Ray likes Roadninja, a free mobile app that tells users what amenities and gas prices are available at the next highway exit. He doesn’t think it’s perfect, though. That’s why he was kind of annoyed when it prompted him to leave a review…and his options were limited.
“I like the app but it does have some issues that, to me, would keep it from getting a 5 star rating,” Ray writes. “Allowing only 5 star ratings gives me a further incentive to rate it lower that I otherwise would because of the not completely forthright way in which it is soliciting its rating.”
Users probably can adjust their rating once the app sends them to the review page. The ratings for the current version of RoadNinja make it clear that reviews with less than five stars are getting through.
Still, it might make someone who isn’t inclined to give a good review but didn’t think this all the way through to dismiss the prompt because they don’t want to post a five-star review.
We wrote to the RoadNinja sensei (really, that’s what his or her e-mail address is) to ask why they’re being so picky. We’ll update this post if we hear back.

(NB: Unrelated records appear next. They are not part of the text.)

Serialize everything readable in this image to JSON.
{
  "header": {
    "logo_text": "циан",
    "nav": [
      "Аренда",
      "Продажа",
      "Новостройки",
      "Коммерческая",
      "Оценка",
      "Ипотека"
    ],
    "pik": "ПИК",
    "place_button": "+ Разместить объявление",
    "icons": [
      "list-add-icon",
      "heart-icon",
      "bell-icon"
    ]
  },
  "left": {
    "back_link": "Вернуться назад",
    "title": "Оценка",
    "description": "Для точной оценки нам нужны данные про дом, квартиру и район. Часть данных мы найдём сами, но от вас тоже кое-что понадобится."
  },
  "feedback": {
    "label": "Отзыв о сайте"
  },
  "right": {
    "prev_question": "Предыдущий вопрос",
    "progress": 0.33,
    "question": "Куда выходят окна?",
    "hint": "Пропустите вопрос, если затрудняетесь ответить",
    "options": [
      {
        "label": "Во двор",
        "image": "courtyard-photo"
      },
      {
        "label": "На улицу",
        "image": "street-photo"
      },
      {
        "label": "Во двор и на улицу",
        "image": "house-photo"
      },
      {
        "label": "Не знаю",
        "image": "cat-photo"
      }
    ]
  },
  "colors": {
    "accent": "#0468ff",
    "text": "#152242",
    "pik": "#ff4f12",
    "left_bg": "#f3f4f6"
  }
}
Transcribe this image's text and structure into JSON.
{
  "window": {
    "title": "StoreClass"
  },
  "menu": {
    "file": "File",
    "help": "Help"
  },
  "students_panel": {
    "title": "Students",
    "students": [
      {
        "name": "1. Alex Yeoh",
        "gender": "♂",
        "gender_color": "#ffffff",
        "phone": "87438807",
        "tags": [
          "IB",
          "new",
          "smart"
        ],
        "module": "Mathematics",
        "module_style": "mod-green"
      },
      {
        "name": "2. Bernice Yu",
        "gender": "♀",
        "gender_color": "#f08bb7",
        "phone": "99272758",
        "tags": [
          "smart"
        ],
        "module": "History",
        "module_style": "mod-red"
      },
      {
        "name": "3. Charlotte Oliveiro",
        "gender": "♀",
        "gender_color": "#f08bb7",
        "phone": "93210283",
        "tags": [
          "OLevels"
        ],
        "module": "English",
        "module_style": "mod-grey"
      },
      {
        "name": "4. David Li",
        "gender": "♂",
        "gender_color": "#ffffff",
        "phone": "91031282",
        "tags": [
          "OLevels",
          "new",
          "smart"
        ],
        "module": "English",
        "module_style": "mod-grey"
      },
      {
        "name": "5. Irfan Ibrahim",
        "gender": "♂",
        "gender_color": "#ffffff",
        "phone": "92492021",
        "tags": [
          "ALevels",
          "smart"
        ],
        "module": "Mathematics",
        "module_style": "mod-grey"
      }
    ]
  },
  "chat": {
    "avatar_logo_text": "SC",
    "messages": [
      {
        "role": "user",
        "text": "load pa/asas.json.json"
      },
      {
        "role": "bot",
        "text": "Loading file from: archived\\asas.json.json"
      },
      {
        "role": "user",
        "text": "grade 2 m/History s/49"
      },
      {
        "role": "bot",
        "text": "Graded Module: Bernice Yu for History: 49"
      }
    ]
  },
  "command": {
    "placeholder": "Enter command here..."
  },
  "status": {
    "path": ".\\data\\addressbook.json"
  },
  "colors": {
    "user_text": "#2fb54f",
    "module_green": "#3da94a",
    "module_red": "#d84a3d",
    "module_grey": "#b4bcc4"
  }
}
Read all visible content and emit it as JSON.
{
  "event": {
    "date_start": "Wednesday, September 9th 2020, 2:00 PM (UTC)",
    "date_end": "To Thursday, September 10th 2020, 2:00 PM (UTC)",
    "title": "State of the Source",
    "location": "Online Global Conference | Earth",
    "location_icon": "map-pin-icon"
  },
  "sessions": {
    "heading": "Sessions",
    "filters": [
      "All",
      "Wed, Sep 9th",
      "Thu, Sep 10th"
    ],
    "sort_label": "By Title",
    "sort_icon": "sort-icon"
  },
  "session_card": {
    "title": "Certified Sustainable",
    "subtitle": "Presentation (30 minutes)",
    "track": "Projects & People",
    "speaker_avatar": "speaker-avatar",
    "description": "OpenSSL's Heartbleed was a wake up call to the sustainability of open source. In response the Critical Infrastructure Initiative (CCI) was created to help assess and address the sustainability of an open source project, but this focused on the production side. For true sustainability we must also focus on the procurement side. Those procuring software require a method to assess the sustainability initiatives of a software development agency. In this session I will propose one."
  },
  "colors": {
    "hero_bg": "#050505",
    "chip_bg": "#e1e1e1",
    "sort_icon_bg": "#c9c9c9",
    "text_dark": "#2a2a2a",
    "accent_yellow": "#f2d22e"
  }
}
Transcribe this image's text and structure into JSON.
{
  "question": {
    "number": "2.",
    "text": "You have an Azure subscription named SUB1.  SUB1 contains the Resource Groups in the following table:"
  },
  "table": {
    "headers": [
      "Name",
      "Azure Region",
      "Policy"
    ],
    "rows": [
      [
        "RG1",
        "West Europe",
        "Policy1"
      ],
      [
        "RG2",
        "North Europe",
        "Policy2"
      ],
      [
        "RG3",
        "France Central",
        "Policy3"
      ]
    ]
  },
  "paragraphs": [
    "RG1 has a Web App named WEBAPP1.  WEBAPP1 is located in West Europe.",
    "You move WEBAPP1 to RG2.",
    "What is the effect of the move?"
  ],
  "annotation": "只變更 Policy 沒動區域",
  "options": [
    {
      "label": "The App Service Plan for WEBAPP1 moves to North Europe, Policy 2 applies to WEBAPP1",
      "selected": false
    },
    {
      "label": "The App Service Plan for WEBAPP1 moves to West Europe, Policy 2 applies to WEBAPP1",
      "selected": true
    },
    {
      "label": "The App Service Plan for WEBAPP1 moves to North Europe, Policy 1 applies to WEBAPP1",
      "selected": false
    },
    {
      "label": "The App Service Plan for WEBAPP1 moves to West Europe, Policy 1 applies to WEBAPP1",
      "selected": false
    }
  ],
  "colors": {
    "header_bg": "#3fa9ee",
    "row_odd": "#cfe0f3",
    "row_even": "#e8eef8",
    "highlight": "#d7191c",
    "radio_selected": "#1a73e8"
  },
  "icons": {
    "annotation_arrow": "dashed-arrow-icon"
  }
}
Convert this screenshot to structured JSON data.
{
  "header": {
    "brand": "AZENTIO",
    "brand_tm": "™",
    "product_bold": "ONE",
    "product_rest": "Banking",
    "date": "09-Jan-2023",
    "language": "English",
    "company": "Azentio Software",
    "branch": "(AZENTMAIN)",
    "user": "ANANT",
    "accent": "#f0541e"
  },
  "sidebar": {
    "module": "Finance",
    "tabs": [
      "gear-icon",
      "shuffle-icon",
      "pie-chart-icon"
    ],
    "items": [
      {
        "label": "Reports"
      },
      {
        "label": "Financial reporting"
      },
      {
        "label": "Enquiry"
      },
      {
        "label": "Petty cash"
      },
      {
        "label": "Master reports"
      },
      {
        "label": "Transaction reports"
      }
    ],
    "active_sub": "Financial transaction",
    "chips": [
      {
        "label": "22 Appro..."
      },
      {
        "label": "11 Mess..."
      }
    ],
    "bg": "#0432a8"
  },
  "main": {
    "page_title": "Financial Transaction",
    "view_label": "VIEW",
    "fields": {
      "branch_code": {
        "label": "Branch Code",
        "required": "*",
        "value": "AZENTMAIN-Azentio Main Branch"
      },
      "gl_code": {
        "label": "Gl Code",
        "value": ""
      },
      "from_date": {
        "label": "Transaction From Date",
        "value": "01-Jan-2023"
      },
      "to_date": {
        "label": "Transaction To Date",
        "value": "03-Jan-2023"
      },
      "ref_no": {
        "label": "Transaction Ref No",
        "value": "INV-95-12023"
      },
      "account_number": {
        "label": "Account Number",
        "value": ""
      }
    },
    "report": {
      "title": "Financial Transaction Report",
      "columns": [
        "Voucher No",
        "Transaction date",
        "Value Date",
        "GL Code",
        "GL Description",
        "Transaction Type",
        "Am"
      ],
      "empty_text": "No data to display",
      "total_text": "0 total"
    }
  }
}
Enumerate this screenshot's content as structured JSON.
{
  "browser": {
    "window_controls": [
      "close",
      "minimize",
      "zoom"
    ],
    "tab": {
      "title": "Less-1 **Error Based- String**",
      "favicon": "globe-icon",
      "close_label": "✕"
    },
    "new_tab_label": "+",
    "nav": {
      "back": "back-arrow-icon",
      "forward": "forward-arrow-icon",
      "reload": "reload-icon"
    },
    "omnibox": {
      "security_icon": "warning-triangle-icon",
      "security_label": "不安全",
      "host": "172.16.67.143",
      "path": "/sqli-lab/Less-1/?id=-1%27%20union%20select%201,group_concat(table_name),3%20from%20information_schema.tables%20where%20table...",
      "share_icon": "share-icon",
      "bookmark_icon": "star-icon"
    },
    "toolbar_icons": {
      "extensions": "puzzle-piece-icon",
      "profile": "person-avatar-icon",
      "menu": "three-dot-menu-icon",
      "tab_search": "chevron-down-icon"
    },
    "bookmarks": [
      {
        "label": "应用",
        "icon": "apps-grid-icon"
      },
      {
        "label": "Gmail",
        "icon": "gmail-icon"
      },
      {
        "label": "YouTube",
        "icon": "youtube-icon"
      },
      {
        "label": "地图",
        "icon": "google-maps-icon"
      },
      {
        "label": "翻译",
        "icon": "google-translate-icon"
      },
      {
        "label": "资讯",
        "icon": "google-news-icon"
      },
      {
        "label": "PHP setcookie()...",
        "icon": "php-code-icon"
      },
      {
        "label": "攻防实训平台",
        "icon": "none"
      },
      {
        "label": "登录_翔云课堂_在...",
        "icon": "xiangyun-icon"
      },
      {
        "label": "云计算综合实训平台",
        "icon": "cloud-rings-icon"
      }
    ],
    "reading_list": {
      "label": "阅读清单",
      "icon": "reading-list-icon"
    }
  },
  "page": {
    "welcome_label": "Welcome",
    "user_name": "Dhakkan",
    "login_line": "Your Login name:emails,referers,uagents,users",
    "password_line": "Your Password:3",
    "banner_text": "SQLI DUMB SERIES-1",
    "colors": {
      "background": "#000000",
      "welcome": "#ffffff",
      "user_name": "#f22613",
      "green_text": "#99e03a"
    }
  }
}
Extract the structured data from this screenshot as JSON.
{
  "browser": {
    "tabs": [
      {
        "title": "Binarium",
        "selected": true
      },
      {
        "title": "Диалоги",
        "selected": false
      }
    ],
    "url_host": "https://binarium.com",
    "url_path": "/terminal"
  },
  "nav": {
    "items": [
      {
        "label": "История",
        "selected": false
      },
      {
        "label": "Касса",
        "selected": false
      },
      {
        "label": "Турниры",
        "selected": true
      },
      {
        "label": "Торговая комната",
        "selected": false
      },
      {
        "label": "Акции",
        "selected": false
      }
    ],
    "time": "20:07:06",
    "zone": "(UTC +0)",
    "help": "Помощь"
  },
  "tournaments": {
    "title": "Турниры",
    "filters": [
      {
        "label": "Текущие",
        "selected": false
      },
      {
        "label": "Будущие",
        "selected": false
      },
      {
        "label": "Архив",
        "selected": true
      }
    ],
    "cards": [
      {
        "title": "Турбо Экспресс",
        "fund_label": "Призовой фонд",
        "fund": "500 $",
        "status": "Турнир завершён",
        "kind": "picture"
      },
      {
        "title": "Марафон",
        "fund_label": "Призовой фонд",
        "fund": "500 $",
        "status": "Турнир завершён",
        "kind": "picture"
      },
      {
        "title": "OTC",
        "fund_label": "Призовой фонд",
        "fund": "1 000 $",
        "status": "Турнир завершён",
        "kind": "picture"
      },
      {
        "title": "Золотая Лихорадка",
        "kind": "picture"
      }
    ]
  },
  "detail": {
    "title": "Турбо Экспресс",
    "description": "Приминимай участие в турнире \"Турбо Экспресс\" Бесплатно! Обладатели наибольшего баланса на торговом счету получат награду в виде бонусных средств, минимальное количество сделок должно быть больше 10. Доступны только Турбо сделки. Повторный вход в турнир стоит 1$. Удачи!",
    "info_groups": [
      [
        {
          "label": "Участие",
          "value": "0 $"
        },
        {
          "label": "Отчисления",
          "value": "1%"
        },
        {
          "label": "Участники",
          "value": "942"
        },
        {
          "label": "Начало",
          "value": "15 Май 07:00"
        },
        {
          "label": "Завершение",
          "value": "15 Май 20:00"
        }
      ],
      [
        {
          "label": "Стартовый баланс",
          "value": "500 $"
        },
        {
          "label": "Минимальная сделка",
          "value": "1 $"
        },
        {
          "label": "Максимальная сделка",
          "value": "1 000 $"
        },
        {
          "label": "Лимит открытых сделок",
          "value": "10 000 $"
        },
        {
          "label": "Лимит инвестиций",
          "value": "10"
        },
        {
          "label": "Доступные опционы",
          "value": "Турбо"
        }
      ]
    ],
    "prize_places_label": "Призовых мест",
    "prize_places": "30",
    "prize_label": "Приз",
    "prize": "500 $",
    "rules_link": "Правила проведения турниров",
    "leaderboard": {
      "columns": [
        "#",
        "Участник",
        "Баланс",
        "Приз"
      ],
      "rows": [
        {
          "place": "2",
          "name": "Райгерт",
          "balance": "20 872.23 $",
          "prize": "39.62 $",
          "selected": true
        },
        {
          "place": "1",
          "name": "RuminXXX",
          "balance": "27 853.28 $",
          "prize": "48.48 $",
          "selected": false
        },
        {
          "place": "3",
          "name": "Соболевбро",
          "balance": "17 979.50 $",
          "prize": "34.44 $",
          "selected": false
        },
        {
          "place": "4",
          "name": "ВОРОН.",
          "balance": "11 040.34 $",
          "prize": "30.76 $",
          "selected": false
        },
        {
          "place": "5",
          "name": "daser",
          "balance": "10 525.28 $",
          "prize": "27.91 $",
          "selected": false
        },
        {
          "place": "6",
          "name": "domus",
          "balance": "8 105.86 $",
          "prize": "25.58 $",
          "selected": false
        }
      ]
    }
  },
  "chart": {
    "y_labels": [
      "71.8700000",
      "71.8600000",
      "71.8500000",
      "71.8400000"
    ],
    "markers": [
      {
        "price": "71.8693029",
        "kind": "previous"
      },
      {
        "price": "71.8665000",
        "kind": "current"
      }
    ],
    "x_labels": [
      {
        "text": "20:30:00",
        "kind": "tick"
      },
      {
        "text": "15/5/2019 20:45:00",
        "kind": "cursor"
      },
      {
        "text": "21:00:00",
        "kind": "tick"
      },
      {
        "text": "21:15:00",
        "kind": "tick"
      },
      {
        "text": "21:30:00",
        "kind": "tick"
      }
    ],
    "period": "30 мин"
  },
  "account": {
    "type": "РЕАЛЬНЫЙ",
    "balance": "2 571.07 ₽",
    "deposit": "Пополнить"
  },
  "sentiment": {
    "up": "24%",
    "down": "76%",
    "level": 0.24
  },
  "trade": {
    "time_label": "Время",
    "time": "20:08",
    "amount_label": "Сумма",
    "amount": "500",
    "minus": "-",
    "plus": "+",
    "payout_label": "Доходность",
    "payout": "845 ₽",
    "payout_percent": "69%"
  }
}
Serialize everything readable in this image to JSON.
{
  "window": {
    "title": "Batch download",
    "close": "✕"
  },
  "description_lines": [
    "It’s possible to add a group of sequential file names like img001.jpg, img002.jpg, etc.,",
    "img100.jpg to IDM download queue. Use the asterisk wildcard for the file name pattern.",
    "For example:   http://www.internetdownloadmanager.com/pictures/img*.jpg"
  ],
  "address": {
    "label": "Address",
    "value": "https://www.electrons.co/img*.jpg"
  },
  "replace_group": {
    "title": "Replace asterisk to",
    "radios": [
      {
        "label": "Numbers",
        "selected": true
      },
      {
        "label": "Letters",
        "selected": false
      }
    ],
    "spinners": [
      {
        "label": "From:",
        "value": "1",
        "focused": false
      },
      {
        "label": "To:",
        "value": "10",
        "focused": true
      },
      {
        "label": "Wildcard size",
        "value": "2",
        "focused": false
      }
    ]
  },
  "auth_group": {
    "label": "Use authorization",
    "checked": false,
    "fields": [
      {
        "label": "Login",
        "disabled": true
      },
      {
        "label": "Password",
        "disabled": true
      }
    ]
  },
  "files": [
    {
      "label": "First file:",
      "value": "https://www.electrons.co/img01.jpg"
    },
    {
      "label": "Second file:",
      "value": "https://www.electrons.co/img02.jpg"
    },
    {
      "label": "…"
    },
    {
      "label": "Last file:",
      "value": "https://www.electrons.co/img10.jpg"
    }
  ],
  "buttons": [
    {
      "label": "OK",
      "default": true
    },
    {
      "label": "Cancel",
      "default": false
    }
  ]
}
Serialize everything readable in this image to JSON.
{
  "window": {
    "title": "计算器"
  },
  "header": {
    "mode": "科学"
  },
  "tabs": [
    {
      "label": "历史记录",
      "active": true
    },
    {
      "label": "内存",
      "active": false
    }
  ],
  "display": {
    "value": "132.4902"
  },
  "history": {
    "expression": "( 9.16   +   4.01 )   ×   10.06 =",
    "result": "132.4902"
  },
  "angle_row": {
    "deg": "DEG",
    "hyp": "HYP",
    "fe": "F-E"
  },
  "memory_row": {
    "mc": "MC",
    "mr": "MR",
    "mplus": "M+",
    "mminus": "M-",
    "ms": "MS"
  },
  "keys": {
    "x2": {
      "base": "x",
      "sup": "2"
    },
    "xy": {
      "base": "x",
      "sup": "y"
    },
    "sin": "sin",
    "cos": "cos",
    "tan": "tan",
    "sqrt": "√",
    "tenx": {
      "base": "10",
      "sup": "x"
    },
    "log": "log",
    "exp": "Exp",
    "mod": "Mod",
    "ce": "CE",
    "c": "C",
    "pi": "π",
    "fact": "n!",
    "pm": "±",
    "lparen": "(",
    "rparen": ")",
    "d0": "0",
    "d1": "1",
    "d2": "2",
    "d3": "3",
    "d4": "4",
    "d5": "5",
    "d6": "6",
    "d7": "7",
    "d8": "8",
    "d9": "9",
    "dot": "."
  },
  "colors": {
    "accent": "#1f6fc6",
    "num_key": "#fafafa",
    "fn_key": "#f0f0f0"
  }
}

Companies want perfect scores or not to hear from users at all, since various systems reward only perfect reviews. This reminds us of the feedback survey paradox: businesses from car dealerships to chain pizzerias do their best to keep customers from giving them anything but a perfect rating on feedback forms.